## ACTIVITY
Please retype the data in full and exactly; the pictures are not part of the copy.

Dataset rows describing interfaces

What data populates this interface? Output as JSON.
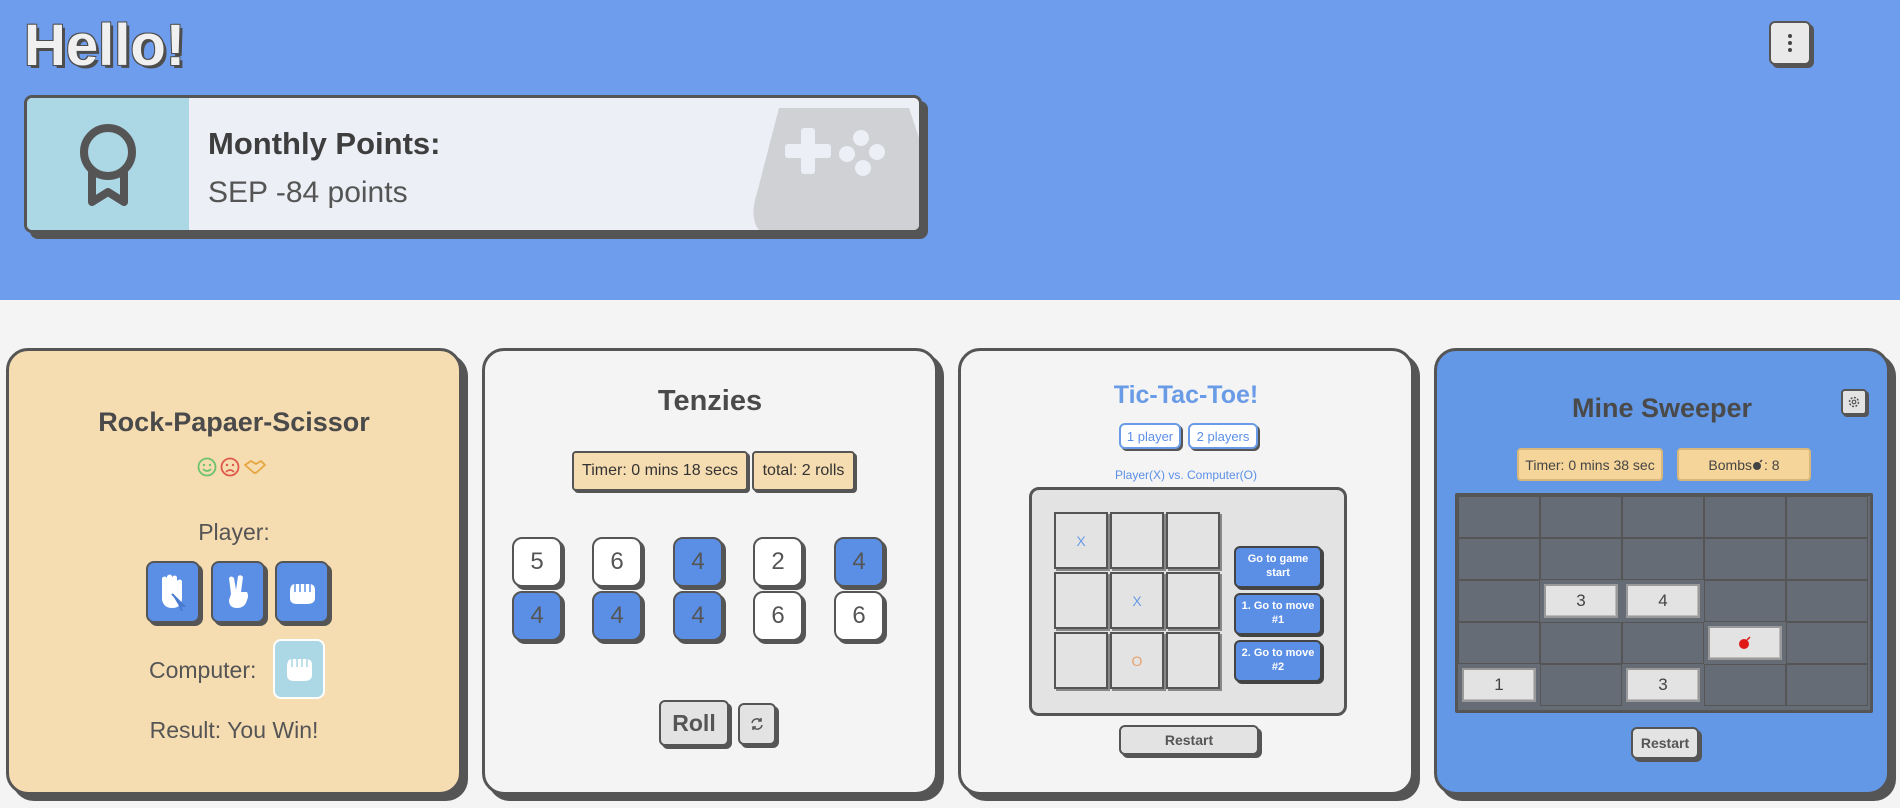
{
  "header": {
    "greeting": "Hello!",
    "menu_icon": "vertical-dots-icon"
  },
  "points": {
    "label": "Monthly Points:",
    "value": "SEP -84 points",
    "badge_icon": "award-ribbon-icon",
    "background_icon": "gamepad-icon"
  },
  "rps": {
    "title": "Rock-Papaer-Scissor",
    "status_icons": [
      "smile-face-icon",
      "frown-face-icon",
      "handshake-icon"
    ],
    "player_label": "Player:",
    "player_options": [
      "rock-hand-icon",
      "scissor-hand-icon",
      "paper-hand-icon"
    ],
    "computer_label": "Computer:",
    "computer_choice": "fist-hand-icon",
    "result": "Result: You Win!"
  },
  "tenzies": {
    "title": "Tenzies",
    "timer": "Timer:  0 mins 18 secs",
    "total": "total: 2 rolls",
    "dice": [
      {
        "value": "5",
        "held": false
      },
      {
        "value": "6",
        "held": false
      },
      {
        "value": "4",
        "held": true
      },
      {
        "value": "2",
        "held": false
      },
      {
        "value": "4",
        "held": true
      },
      {
        "value": "4",
        "held": true
      },
      {
        "value": "4",
        "held": true
      },
      {
        "value": "4",
        "held": true
      },
      {
        "value": "6",
        "held": false
      },
      {
        "value": "6",
        "held": false
      }
    ],
    "roll_label": "Roll",
    "reset_icon": "refresh-icon"
  },
  "tictactoe": {
    "title": "Tic-Tac-Toe!",
    "mode_one": "1 player",
    "mode_two": "2 players",
    "subtitle": "Player(X) vs. Computer(O)",
    "board": [
      "X",
      "",
      "",
      "",
      "X",
      "",
      "",
      "O",
      ""
    ],
    "history": [
      "Go to game start",
      "1. Go to move #1",
      "2. Go to move #2"
    ],
    "restart_label": "Restart"
  },
  "minesweeper": {
    "title": "Mine Sweeper",
    "settings_icon": "gear-icon",
    "timer": "Timer: 0 mins 38 sec",
    "bombs_prefix": "Bombs",
    "bombs_count": ": 8",
    "bomb_icon": "bomb-icon",
    "grid": [
      [
        "",
        "",
        "",
        "",
        ""
      ],
      [
        "",
        "",
        "",
        "",
        ""
      ],
      [
        "",
        "3",
        "4",
        "",
        ""
      ],
      [
        "",
        "",
        "",
        "bomb",
        ""
      ],
      [
        "1",
        "",
        "3",
        "",
        ""
      ]
    ],
    "restart_label": "Restart"
  },
  "colors": {
    "hero_blue": "#6f9ded",
    "accent_blue": "#5b8fe6",
    "peach": "#f6dcb1",
    "tile_gray": "#e3e3e3",
    "mine_dark": "#666c76",
    "light_blue": "#acd7e5"
  }
}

## EXERCISE OUTPUT
What data populates this interface? Output as JSON.
{
  "header": {
    "greeting": "Hello!",
    "menu_icon": "vertical-dots-icon"
  },
  "points": {
    "label": "Monthly Points:",
    "value": "SEP -84 points",
    "badge_icon": "award-ribbon-icon",
    "background_icon": "gamepad-icon"
  },
  "rps": {
    "title": "Rock-Papaer-Scissor",
    "status_icons": [
      "smile-face-icon",
      "frown-face-icon",
      "handshake-icon"
    ],
    "player_label": "Player:",
    "player_options": [
      "rock-hand-icon",
      "scissor-hand-icon",
      "paper-hand-icon"
    ],
    "computer_label": "Computer:",
    "computer_choice": "fist-hand-icon",
    "result": "Result: You Win!"
  },
  "tenzies": {
    "title": "Tenzies",
    "timer": "Timer:  0 mins 18 secs",
    "total": "total: 2 rolls",
    "dice": [
      {
        "value": "5",
        "held": false
      },
      {
        "value": "6",
        "held": false
      },
      {
        "value": "4",
        "held": true
      },
      {
        "value": "2",
        "held": false
      },
      {
        "value": "4",
        "held": true
      },
      {
        "value": "4",
        "held": true
      },
      {
        "value": "4",
        "held": true
      },
      {
        "value": "4",
        "held": true
      },
      {
        "value": "6",
        "held": false
      },
      {
        "value": "6",
        "held": false
      }
    ],
    "roll_label": "Roll",
    "reset_icon": "refresh-icon"
  },
  "tictactoe": {
    "title": "Tic-Tac-Toe!",
    "mode_one": "1 player",
    "mode_two": "2 players",
    "subtitle": "Player(X) vs. Computer(O)",
    "board": [
      "X",
      "",
      "",
      "",
      "X",
      "",
      "",
      "O",
      ""
    ],
    "history": [
      "Go to game start",
      "1. Go to move #1",
      "2. Go to move #2"
    ],
    "restart_label": "Restart"
  },
  "minesweeper": {
    "title": "Mine Sweeper",
    "settings_icon": "gear-icon",
    "timer": "Timer: 0 mins 38 sec",
    "bombs_prefix": "Bombs",
    "bombs_count": ": 8",
    "bomb_icon": "bomb-icon",
    "grid": [
      [
        "",
        "",
        "",
        "",
        ""
      ],
      [
        "",
        "",
        "",
        "",
        ""
      ],
      [
        "",
        "3",
        "4",
        "",
        ""
      ],
      [
        "",
        "",
        "",
        "bomb",
        ""
      ],
      [
        "1",
        "",
        "3",
        "",
        ""
      ]
    ],
    "restart_label": "Restart"
  },
  "colors": {
    "hero_blue": "#6f9ded",
    "accent_blue": "#5b8fe6",
    "peach": "#f6dcb1",
    "tile_gray": "#e3e3e3",
    "mine_dark": "#666c76",
    "light_blue": "#acd7e5"
  }
}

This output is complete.